=== DIRECTIONS ===
In the records below, find each line with the word "Edge" and copy it.

[Stored items from a collection]
● ● ●

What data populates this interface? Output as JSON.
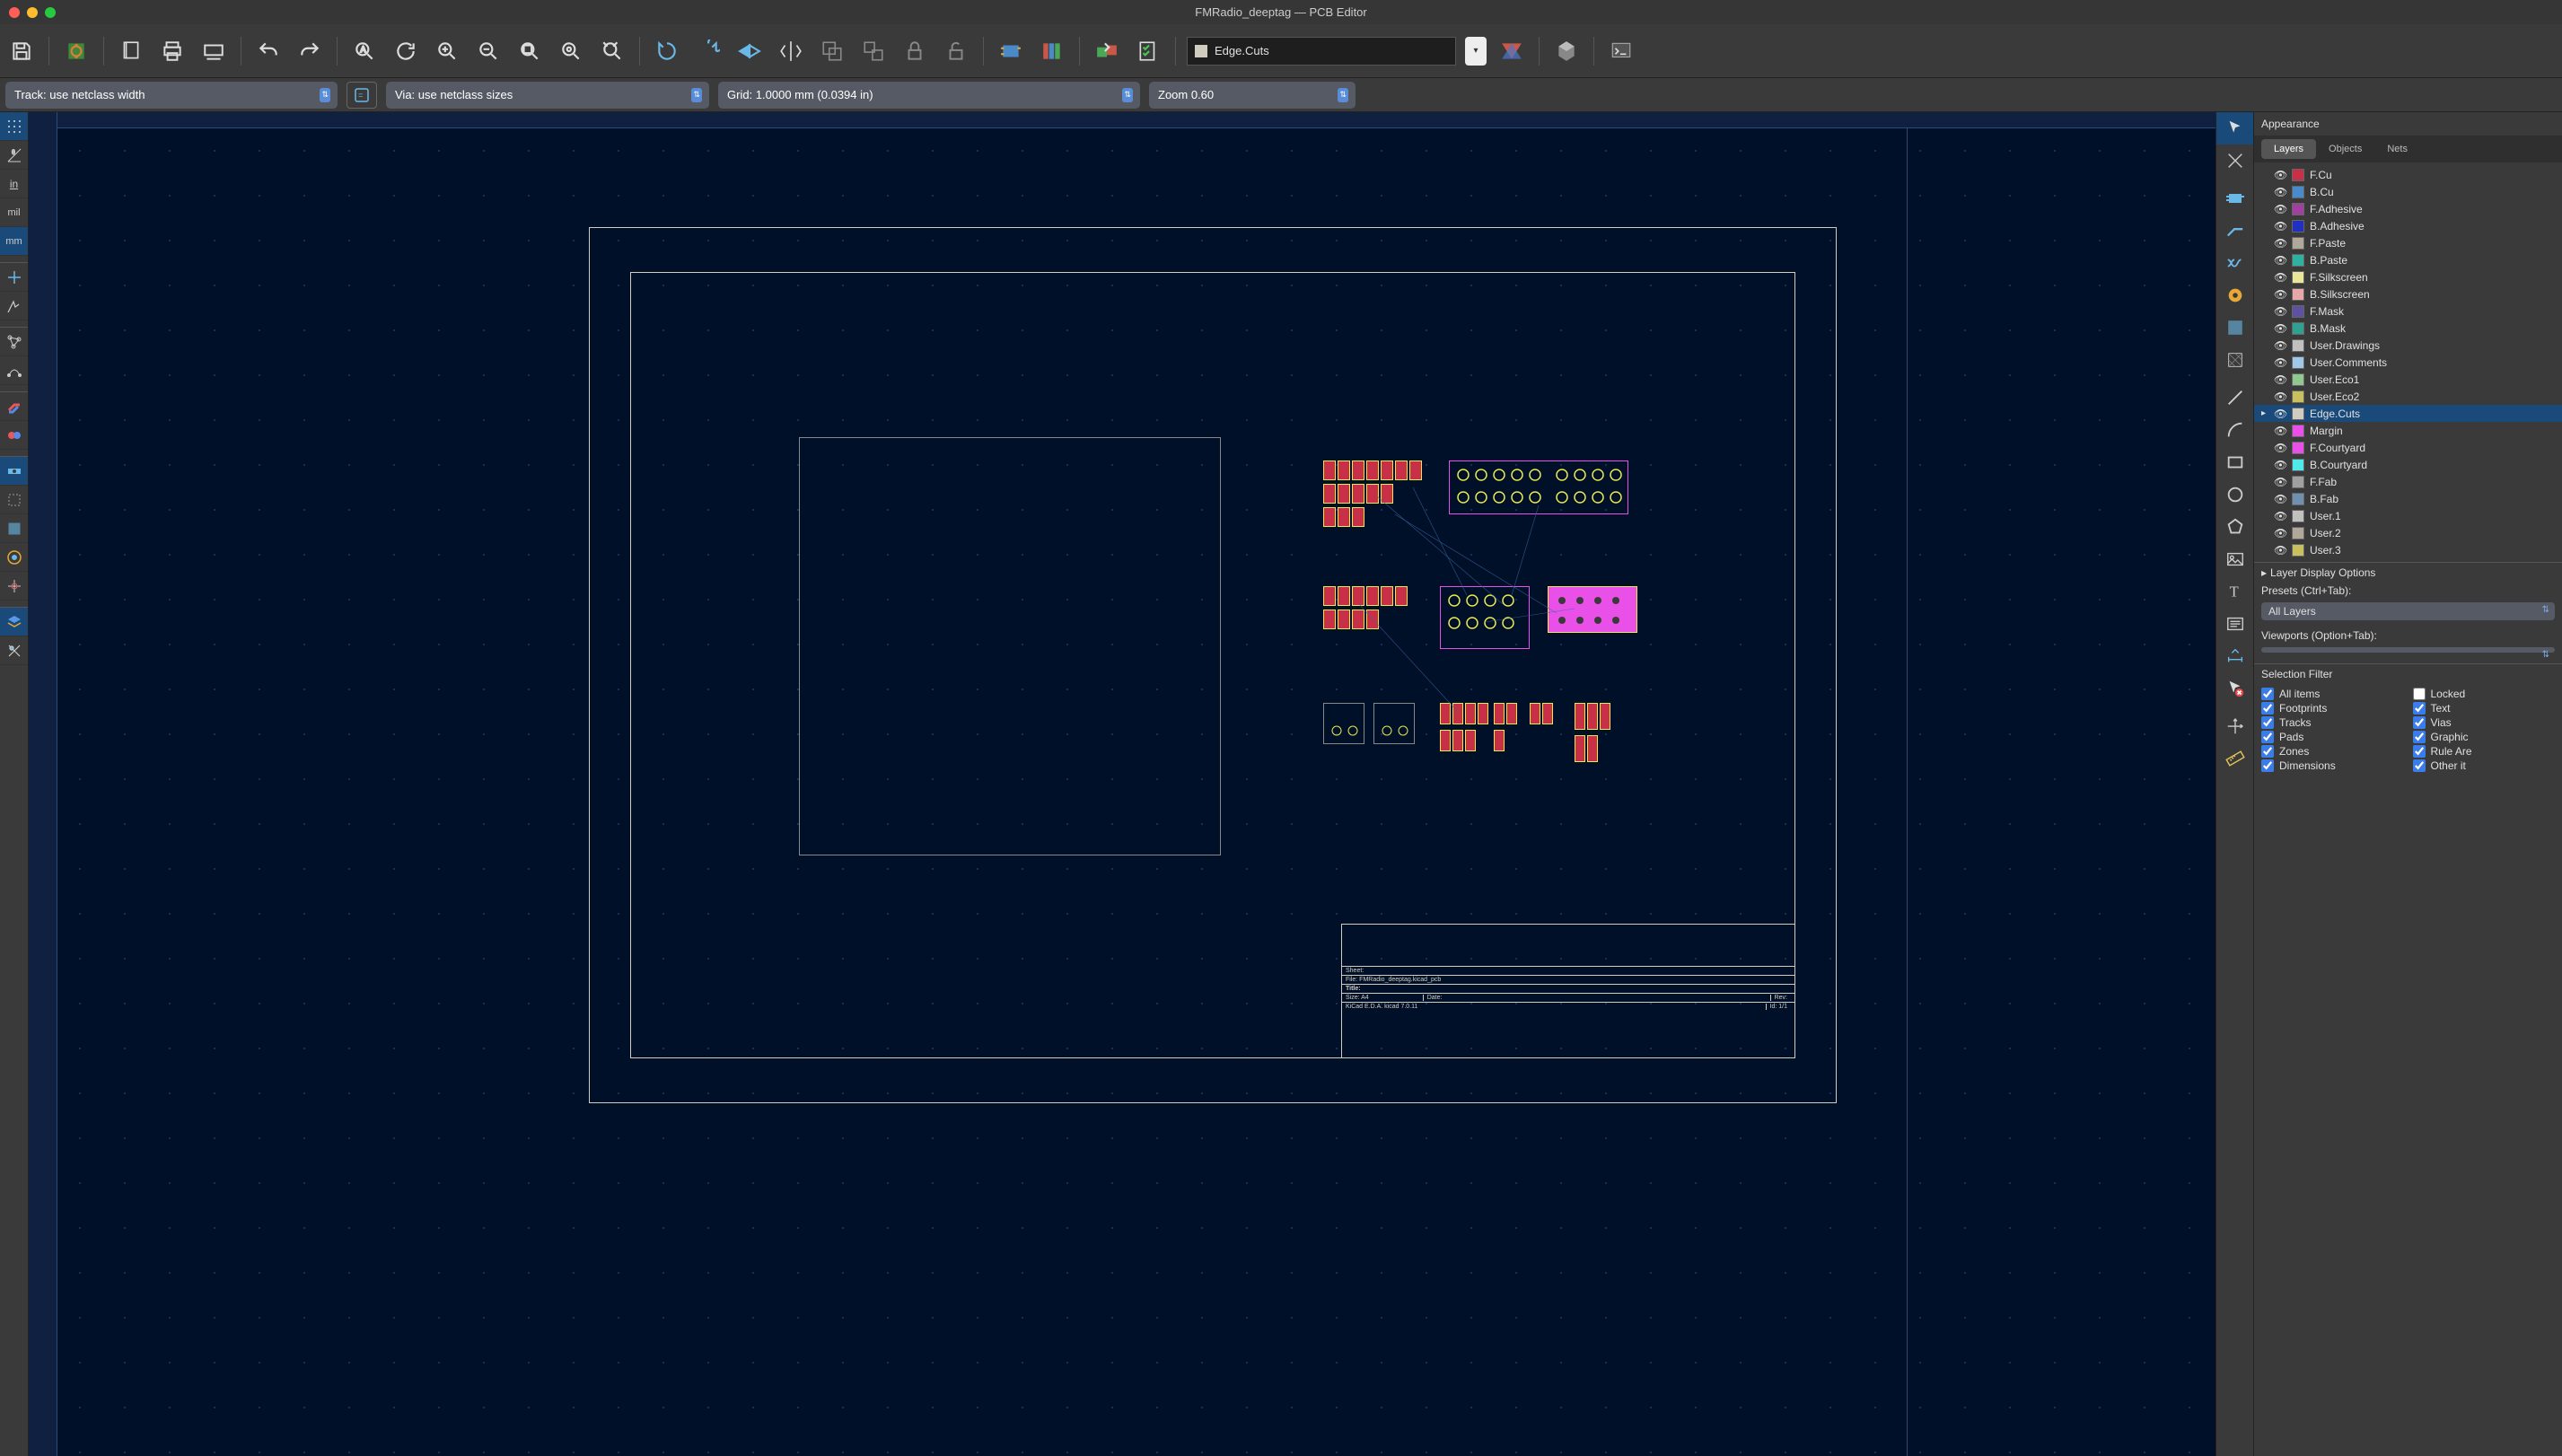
{
  "title": "FMRadio_deeptag — PCB Editor",
  "secondary": {
    "track": "Track: use netclass width",
    "via": "Via: use netclass sizes",
    "grid": "Grid: 1.0000 mm (0.0394 in)",
    "zoom": "Zoom 0.60"
  },
  "layer_selector": "Edge.Cuts",
  "left_units": [
    "in",
    "mil",
    "mm"
  ],
  "appearance": {
    "header": "Appearance",
    "tabs": [
      "Layers",
      "Objects",
      "Nets"
    ],
    "active_tab": 0,
    "selected_layer": "Edge.Cuts",
    "layers": [
      {
        "color": "#c83048",
        "name": "F.Cu"
      },
      {
        "color": "#4a8ac8",
        "name": "B.Cu"
      },
      {
        "color": "#a040a0",
        "name": "F.Adhesive"
      },
      {
        "color": "#2030c0",
        "name": "B.Adhesive"
      },
      {
        "color": "#b0a898",
        "name": "F.Paste"
      },
      {
        "color": "#30b0a0",
        "name": "B.Paste"
      },
      {
        "color": "#e8e898",
        "name": "F.Silkscreen"
      },
      {
        "color": "#e8a8a8",
        "name": "B.Silkscreen"
      },
      {
        "color": "#6050a0",
        "name": "F.Mask"
      },
      {
        "color": "#30a090",
        "name": "B.Mask"
      },
      {
        "color": "#c0c0c0",
        "name": "User.Drawings"
      },
      {
        "color": "#a0c8e8",
        "name": "User.Comments"
      },
      {
        "color": "#90c890",
        "name": "User.Eco1"
      },
      {
        "color": "#c8c060",
        "name": "User.Eco2"
      },
      {
        "color": "#d0cdc0",
        "name": "Edge.Cuts"
      },
      {
        "color": "#e850e8",
        "name": "Margin"
      },
      {
        "color": "#e850e8",
        "name": "F.Courtyard"
      },
      {
        "color": "#50e8e8",
        "name": "B.Courtyard"
      },
      {
        "color": "#a0a0a0",
        "name": "F.Fab"
      },
      {
        "color": "#7090b0",
        "name": "B.Fab"
      },
      {
        "color": "#c0c0c0",
        "name": "User.1"
      },
      {
        "color": "#b0a898",
        "name": "User.2"
      },
      {
        "color": "#c8c060",
        "name": "User.3"
      }
    ],
    "layer_display": "Layer Display Options",
    "presets_label": "Presets (Ctrl+Tab):",
    "presets_value": "All Layers",
    "viewports_label": "Viewports (Option+Tab):",
    "viewports_value": ""
  },
  "selection_filter": {
    "header": "Selection Filter",
    "items_left": [
      "All items",
      "Footprints",
      "Tracks",
      "Pads",
      "Zones",
      "Dimensions"
    ],
    "items_right": [
      "Locked",
      "Text",
      "Vias",
      "Graphic",
      "Rule Are",
      "Other it"
    ]
  },
  "title_block": {
    "sheet": "Sheet:",
    "file": "File: FMRadio_deeptag.kicad_pcb",
    "title": "Title:",
    "size": "Size: A4",
    "date": "Date:",
    "rev": "Rev:",
    "kicad": "KiCad E.D.A.  kicad  7.0.11",
    "id": "Id: 1/1"
  }
}
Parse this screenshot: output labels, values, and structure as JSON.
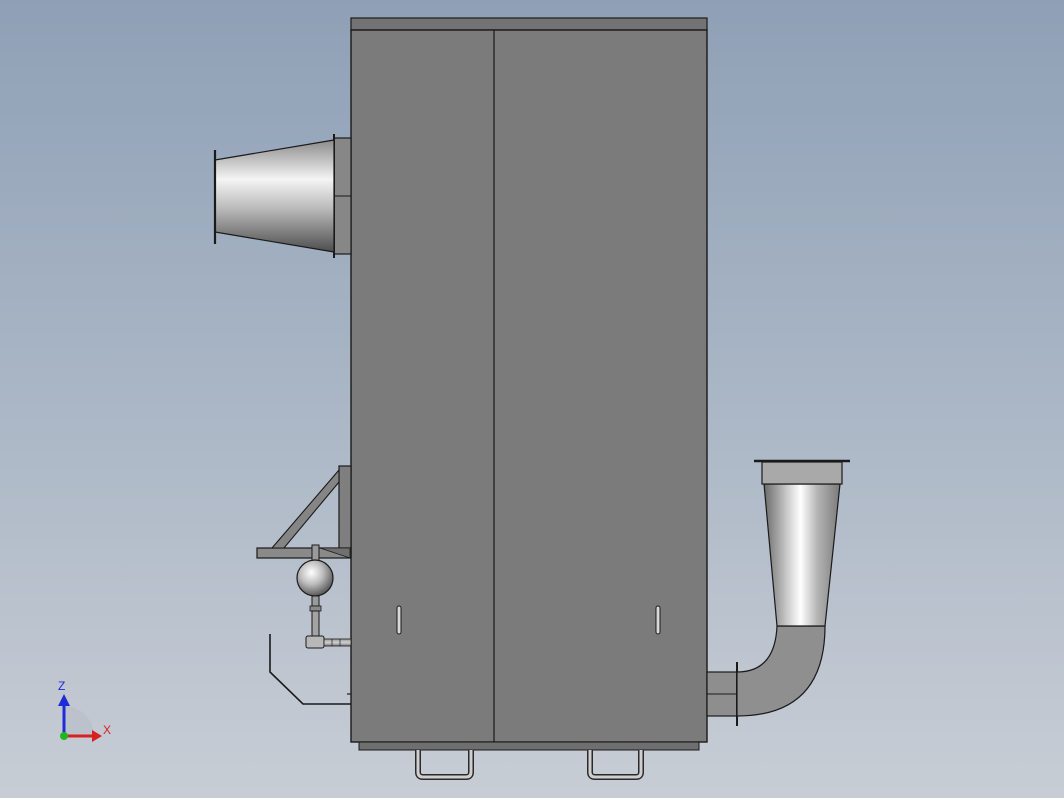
{
  "view": {
    "background_top": "#8fa0b6",
    "background_bottom": "#c8cdd5"
  },
  "model": {
    "cabinet_color": "#7b7b7b",
    "outline_color": "#1a1a1a",
    "duct_light": "#f2f2f2",
    "duct_dark": "#5a5a5a"
  },
  "triad": {
    "z_label": "Z",
    "x_label": "X",
    "z_color": "#1f2bd6",
    "x_color": "#d92020",
    "y_color": "#21b521"
  }
}
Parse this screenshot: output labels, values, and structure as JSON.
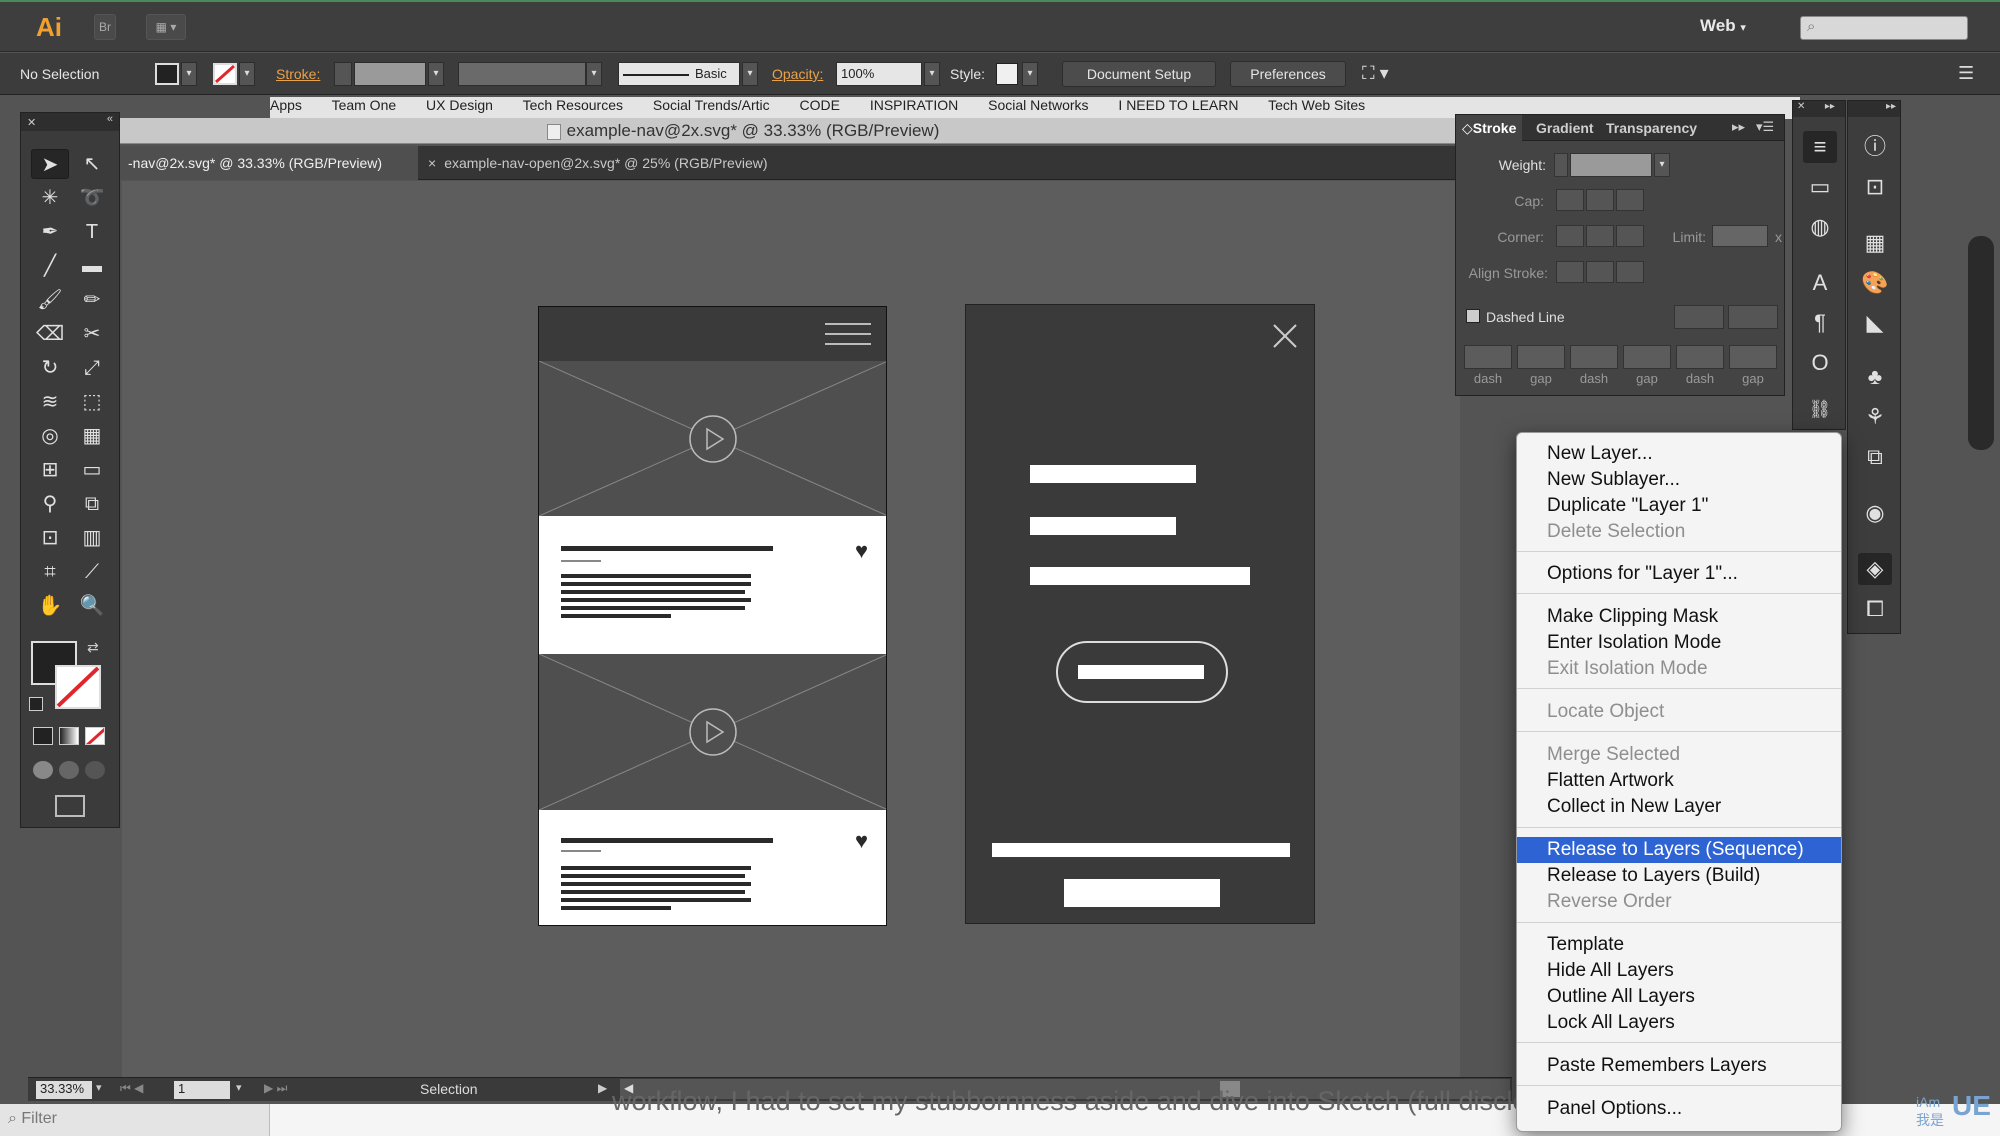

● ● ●

=== SOLUTION TO THIS EXERCISE ===
  "layer_selector": "Edge.Cuts",
    "selected_layer": "Edge.Cuts",
        "name": "Edge.Cuts"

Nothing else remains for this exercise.